Joaquin Crespo arrived in New Orleans from Spain via Ellis Island in 1872. He worked at odd jobs and saved his money. On his travels along the muddy River Road on the east bank he was taken with a parcel of land in the present day St. Rose area. Joaquin purchased the parcel and built his home, which became Crespo Plantation. He married Elmire Becnel and they had a son and daughter. Joaquin was unable to speak English well and consequently, his son Sidney assisted in ordering lumber from the Lutcher Moore Lumber Company.
After Elmire’s death, Joaquin married Malvina Songy and they had eight children. A devout Catholic, Joaquin constructed a chapel on his property and asked a priest from Kenner to conduct services. He donated a flock of sheep to the St. Charles Church (Little Red Church) to help control the growth of grass and weeds. Joaquin also donated land for the first St. Rose School for whites and the first colored school in Free Town (St. Rose).
St. Charles Parish named the street alongside of the St. Rose School Crespo Avenue in honor of Joaquin Crespo. He overcame very modest beginnings to become a successful sugar cane planter on the Mississippi River.
International Matex Tank Terminals (IMTT) now owns the property where Crespo Plantation once stood. Two rows of pecan trees are still visible and considered by some family members to be those that once lined the road leading to the main house.

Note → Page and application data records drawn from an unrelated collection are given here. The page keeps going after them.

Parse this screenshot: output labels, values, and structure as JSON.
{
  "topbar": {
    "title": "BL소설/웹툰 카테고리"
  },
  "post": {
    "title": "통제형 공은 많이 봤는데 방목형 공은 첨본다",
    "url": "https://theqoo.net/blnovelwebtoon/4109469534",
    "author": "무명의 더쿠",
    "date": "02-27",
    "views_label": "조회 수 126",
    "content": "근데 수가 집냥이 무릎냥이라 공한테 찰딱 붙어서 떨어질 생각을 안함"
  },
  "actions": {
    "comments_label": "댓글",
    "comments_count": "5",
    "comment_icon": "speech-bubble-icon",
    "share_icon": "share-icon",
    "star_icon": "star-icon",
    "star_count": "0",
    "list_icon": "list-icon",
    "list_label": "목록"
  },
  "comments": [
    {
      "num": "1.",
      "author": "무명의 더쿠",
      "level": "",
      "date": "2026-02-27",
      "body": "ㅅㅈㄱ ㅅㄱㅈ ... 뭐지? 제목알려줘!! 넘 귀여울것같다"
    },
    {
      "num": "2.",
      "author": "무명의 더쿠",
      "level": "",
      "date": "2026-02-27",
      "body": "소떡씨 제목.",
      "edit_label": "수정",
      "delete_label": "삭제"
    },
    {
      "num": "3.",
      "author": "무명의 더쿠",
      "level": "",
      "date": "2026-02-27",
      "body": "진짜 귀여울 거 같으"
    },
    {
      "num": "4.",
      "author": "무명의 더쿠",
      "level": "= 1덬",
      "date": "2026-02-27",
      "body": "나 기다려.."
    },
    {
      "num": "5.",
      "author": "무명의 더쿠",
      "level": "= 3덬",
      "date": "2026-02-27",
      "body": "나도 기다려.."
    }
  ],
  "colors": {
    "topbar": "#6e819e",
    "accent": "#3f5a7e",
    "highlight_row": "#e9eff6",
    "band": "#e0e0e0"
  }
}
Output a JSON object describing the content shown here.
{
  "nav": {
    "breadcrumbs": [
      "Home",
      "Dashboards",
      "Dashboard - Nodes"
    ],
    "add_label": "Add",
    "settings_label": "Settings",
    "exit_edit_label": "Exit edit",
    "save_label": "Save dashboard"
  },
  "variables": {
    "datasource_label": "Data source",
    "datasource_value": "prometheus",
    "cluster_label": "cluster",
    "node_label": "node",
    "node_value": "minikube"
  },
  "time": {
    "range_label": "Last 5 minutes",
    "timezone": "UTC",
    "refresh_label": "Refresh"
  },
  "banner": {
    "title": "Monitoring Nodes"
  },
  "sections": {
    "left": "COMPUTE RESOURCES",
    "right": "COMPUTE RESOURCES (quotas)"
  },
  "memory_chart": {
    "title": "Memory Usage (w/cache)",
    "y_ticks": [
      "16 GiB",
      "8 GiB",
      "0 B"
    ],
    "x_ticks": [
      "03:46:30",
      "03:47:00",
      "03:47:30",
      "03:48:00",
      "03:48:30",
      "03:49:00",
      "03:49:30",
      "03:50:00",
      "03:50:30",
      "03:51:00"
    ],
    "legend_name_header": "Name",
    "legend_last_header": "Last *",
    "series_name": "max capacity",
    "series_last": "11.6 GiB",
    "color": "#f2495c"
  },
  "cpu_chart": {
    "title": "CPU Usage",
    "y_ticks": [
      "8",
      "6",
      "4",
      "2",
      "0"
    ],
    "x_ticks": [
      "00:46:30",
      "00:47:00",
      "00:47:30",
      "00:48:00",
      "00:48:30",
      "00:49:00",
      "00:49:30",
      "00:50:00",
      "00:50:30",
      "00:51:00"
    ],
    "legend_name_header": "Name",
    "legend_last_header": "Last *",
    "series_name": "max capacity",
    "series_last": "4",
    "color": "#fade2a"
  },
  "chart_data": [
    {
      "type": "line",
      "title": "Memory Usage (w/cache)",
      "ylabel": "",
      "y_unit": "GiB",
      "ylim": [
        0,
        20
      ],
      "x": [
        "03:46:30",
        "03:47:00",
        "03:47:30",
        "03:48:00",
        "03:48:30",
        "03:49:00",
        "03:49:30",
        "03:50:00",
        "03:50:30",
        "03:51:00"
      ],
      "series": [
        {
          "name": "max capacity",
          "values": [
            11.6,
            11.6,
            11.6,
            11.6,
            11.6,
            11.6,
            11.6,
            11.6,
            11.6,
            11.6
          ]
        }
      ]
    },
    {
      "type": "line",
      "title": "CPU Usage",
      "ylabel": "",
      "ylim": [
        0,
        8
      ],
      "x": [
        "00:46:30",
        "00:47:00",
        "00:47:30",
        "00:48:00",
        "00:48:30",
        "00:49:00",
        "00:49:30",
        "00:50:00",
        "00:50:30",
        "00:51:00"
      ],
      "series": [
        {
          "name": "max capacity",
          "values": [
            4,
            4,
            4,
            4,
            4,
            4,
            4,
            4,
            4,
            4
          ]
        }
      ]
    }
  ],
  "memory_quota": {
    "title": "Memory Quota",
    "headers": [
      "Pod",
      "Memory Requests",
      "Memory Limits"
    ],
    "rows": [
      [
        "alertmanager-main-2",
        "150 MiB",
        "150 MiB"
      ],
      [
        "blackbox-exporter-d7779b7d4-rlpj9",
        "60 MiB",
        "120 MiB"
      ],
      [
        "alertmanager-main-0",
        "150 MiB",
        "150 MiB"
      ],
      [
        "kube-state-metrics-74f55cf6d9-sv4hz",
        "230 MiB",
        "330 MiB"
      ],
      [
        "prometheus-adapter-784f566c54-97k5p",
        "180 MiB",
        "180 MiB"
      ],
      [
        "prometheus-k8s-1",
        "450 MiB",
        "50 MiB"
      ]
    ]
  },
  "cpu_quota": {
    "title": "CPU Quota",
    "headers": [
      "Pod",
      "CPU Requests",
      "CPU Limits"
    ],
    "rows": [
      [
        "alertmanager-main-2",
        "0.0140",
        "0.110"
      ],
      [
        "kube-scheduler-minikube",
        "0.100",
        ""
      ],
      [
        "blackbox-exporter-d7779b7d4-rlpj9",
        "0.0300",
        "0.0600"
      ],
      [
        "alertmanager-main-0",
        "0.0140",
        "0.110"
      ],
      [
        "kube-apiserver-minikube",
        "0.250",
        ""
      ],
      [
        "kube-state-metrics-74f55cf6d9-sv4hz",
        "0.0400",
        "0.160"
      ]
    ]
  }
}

Other Spanish names in St. Charles Parish included Lopez, Acosta, Gonzales, Rodrigue, Truxillo, Morales, Medina, Cortez, Sanchez, Torres, and Perez.
This text is copyright © material by Marilyn Richoux, Joan Becnel and Suzanne Friloux, from St. Charles Parish, Louisiana: A Pictorial History, 2010.